The lack of access to medicine has some bizarre consequences. One morning I got up early and went to Ditan Park, the old Temple of the Earth, a beautiful place full of ancient trees, its lovely square altar still undamaged. Chinese parks are delightful in the early morning, thronged with people devoting themselves to an infinite variety of eccentric pursuits. In one corner, tango music was blaring out from a loudspeaker and I watched couples dipping and swooping, perfectly in time. On another patch, a group leader was chanting some thirty elderly people through their morning exercises. They were slapping different parts of their bodies and chanting, ‘My neck is healthy. My legs are strong. My head is in fine shape’ – an exhortation to fate to stave off illnesses for which they can no longer afford treatment. A couple of years ago there would have been Falun Gong practitioners here, too; one of the attractions of Falun Gong was that it promised good health. Now its followers are in hiding or in jail, persecuted by a Party that no longer provides either medicine or a moral example.

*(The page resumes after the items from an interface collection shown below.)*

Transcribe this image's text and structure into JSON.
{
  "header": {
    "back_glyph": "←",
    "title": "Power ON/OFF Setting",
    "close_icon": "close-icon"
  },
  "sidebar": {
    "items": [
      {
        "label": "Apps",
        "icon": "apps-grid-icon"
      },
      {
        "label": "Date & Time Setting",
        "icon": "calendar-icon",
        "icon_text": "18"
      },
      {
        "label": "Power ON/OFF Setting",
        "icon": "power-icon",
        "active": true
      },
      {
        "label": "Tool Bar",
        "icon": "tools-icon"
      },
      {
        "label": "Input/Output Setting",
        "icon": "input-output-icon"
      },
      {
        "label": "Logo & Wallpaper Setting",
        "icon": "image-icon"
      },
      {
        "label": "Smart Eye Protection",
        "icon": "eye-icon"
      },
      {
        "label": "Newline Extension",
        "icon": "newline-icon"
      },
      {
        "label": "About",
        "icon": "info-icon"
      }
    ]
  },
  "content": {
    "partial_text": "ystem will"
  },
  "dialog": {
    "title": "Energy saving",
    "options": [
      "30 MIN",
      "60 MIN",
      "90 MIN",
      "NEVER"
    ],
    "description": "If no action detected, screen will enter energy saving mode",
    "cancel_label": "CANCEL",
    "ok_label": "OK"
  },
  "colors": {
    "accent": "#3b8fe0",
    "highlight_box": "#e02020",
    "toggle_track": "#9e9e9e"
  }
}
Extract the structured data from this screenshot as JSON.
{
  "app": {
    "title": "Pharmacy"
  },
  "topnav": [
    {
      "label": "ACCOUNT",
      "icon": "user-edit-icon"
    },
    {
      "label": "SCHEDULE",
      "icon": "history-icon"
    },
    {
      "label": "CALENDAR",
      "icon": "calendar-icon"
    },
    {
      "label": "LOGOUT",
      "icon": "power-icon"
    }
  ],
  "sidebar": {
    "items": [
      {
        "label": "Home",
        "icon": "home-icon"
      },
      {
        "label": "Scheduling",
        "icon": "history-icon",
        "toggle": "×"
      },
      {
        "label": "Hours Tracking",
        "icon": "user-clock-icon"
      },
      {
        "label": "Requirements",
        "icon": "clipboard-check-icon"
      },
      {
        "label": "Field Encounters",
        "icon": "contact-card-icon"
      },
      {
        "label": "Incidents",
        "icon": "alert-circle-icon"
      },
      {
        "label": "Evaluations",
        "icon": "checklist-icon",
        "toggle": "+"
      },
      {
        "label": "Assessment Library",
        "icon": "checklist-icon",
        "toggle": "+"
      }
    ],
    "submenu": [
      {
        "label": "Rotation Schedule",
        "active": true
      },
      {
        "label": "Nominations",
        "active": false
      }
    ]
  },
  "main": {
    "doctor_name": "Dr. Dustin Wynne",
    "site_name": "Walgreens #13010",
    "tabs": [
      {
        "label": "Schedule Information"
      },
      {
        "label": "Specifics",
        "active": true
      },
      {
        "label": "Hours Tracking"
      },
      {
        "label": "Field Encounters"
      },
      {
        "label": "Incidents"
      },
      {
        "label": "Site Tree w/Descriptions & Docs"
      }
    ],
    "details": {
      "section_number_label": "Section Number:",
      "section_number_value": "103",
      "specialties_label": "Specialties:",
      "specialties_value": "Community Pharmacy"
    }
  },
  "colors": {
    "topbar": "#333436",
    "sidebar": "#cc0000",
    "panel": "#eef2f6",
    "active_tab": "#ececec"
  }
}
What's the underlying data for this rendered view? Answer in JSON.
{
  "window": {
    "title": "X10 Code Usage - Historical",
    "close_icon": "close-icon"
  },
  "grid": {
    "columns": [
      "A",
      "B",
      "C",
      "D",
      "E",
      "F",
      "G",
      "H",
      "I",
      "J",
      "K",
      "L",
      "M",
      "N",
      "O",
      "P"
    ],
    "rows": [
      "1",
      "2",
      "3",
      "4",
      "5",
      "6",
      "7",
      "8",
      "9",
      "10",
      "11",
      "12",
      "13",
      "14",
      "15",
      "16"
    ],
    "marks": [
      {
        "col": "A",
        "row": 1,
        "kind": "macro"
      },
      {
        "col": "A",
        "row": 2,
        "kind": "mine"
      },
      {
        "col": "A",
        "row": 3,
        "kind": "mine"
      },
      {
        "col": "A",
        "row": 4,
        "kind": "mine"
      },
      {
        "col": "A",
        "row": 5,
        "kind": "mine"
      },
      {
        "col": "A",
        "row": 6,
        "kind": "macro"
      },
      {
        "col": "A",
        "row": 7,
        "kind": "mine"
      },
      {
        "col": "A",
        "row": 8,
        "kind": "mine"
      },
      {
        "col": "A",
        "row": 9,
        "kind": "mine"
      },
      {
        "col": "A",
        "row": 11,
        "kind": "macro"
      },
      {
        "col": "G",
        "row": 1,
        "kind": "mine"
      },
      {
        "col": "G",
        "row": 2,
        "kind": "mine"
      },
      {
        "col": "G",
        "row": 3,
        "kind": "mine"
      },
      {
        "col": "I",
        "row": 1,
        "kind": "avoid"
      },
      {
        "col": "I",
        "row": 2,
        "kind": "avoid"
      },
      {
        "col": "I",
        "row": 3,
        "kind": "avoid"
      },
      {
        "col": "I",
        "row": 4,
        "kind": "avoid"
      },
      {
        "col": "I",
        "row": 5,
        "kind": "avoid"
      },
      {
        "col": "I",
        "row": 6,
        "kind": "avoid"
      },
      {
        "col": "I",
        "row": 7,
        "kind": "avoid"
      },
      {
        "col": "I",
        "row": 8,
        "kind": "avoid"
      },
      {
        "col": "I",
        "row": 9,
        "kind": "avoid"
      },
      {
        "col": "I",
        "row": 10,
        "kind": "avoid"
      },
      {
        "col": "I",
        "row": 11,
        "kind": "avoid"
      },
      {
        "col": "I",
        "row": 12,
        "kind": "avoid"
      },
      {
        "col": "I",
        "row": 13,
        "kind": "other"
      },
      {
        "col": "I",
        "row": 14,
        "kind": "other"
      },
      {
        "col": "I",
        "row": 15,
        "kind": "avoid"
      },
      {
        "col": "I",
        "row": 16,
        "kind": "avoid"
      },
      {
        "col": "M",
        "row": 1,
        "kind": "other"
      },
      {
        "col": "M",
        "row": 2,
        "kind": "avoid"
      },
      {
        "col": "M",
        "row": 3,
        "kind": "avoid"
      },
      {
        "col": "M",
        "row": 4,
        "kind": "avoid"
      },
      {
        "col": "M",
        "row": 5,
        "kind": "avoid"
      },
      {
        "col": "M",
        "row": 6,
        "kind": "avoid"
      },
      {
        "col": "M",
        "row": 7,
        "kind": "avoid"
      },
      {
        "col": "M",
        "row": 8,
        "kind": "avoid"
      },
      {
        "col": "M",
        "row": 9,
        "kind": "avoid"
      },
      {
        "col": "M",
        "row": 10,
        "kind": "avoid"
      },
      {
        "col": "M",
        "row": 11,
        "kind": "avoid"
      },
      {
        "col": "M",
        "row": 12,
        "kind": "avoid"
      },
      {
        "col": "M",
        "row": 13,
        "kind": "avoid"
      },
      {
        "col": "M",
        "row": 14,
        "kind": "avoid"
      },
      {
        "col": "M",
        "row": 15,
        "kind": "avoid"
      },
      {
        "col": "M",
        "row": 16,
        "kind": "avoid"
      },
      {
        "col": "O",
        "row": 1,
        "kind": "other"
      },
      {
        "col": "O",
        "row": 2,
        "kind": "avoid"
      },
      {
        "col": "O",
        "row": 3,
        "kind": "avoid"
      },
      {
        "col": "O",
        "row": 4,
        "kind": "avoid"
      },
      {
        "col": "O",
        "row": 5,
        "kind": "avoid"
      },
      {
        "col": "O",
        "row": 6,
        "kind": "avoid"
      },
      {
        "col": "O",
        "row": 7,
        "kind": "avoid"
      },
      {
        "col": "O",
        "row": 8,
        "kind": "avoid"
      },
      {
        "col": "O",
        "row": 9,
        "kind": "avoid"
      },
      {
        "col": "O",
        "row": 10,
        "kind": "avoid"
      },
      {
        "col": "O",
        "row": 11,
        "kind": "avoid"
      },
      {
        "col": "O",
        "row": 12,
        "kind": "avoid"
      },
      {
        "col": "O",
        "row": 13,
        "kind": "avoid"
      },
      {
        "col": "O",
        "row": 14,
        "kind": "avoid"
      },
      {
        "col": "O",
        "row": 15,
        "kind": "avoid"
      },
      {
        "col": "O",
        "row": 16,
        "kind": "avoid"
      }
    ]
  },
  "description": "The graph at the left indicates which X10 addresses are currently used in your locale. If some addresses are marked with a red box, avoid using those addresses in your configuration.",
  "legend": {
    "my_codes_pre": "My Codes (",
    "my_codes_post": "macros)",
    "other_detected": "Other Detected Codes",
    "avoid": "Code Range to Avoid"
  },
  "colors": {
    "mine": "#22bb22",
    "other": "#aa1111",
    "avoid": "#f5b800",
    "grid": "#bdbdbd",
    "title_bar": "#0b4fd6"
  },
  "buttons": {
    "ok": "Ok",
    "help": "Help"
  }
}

As I left the park I paused to watch an old man writing Chinese characters on the path. He had a long-handled brush which he dipped in a bucket of water. He was writing the lines of a Tang poem in exquisite calligraphy on the hard, packed dirt path. By the time he reached the end of the poem, the first characters had dried out and disappeared. He noticed me watching and, smiling, offered me the brush. I dipped it in the bucket and wrote the first line of the Daodejing, Laoji’s Daoist classic: ‘The way that can be known is not the constant way.’ My characters looked terrible next to his, but he seemed pleased, nevertheless, by this trace of civilization in a passing barbarian. He smiled and took up his brush again, bending to the pleasure of creating this transient beauty.
Image © Rob Schleiffert